Dubai conglomerate reports as much as 33 per cent growth in some port operations as container volumes surge back to peaks
Recovery in global trade boosts DP World volumes 14%
Container volumes for DP World surged 14 per cent across its global network of 50 terminals in the third quarter, in a sign the global economy is continuing to strengthen despite rising unemployment in Europe and flagging consumer confidence in the US.
DP World, the world's third-largest ports company, which is based in Dubai, handled 13 million containers, up from 11.4 million over the same period last year. The biggest gains were seen in Australia and the Americas, where volumes climbed 33 per cent, to 1.6 million containers, from the same period last year.
Mohammed Sharaf, the chief executive of DP World, said its container volumes were now back in line with 2008 peak levels. "Many of our regions are delivering double-digit growth over the third quarter last year," Mr Sharaf said.
For its consolidated ports, volumes grew 8 per cent to 7.3 million compared with the third quarter last year.
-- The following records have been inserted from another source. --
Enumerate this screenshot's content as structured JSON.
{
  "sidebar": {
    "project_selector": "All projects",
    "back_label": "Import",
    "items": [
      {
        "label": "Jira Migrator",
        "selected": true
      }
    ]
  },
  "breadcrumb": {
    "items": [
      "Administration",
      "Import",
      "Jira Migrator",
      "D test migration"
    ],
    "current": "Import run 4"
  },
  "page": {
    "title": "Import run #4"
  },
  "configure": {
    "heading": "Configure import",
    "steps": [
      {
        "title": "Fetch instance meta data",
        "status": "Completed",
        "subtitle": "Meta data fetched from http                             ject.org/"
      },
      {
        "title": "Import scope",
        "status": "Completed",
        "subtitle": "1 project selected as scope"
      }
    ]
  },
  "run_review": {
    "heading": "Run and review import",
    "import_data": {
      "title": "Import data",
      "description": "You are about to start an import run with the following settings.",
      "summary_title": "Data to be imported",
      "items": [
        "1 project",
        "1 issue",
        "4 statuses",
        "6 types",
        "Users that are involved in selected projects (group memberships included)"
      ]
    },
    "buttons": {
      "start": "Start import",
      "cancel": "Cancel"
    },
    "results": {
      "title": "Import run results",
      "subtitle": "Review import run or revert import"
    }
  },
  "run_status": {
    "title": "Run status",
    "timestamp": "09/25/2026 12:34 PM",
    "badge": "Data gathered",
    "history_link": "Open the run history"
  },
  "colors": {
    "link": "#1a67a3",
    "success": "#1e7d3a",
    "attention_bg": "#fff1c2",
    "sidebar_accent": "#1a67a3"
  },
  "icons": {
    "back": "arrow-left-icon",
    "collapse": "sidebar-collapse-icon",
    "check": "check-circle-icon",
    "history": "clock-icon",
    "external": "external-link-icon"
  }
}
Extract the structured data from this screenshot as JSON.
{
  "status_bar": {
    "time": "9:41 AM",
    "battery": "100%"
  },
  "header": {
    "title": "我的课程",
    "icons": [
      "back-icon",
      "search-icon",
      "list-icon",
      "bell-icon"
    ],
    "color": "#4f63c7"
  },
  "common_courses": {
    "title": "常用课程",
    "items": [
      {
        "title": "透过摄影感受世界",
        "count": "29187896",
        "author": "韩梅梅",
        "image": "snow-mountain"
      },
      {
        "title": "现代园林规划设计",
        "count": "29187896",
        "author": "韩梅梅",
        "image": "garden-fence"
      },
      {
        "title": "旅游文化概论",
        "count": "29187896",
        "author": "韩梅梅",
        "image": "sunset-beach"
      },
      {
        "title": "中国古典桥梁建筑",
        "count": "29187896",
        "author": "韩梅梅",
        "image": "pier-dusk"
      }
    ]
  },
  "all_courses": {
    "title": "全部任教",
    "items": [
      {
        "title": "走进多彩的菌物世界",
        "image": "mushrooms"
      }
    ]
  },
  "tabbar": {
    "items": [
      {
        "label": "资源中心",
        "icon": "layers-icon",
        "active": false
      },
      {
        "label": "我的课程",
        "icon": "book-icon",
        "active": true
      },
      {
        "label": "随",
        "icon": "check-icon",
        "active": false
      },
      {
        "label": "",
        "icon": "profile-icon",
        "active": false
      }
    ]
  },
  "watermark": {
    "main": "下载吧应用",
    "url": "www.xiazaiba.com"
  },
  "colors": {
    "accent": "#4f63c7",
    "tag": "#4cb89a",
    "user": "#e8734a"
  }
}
Analysts welcomed yesterday's announcement, which marks the first time DP World has reported quarterly traffic statistics rather than half-yearly.
Kareem Murad, an analyst at Shuaa Capital in Dubai, said: "The higher than expected results reinforce our positive outlook on DP World and warrant an upward revision of our estimates."
Container handling is a keenly watched indicator of world trade and the global economy. This month the IMF released an update on its global outlook, predicting a 4.8 per cent growth in the global economy this year, followed by 4.2 per cent next year.
Emerging and developing economies will grow three times faster than mature ones, the IMF says.
It said: "Thus far, economic recovery is proceeding broadly as expected, although downside risks remain elevated," warning of a temporary slowdown in the rest of this year and the first half of next.
DP World said volumes across its Indian and Asia-Pacific region grew by 18.3 per cent to 5.8 million containers. Europe, the Middle East and Africa reported slower growth in container handling, up 7.5 per cent to 5.7 million containers.
The company has one of the most geographically diversified portfolios among the world's largest ports companies.
Last year it surpassed APM Terminals, the Netherlands-based company owned by the AP Moller-Maersk Group, to take the third spot in terms of containers handled. It has a 6.7 per cent market share worldwide, according to Drewry Shipping Consultants.
The brightening prospects in emerging economies contrast starkly with the economic picture in Europe and the US. Unemployment and austerity continue to dog European fortunes while Michael Duke, the chief executive of Wal-Mart, the world's biggest retailer, said yesterday that US consumer confidence remains weak.
DP World is one of the most profitable concerns under the umbrella of its cash-strapped parent Dubai World, and had US$580 million (Dh2.13 billion) in earnings before interest, depreciation and taxes in the first half of this year.
In the UAE, DP World manages ports in Dubai, Abu Dhabi and Fujairah. The growth in container handling for these terminals was slower than the global average, with a 4 per cent gain to 3 million on the same period last year, which the company said was "particularly pleasing".
The IMF estimates Dubai's GDP will grow by 0.5 per cent this year.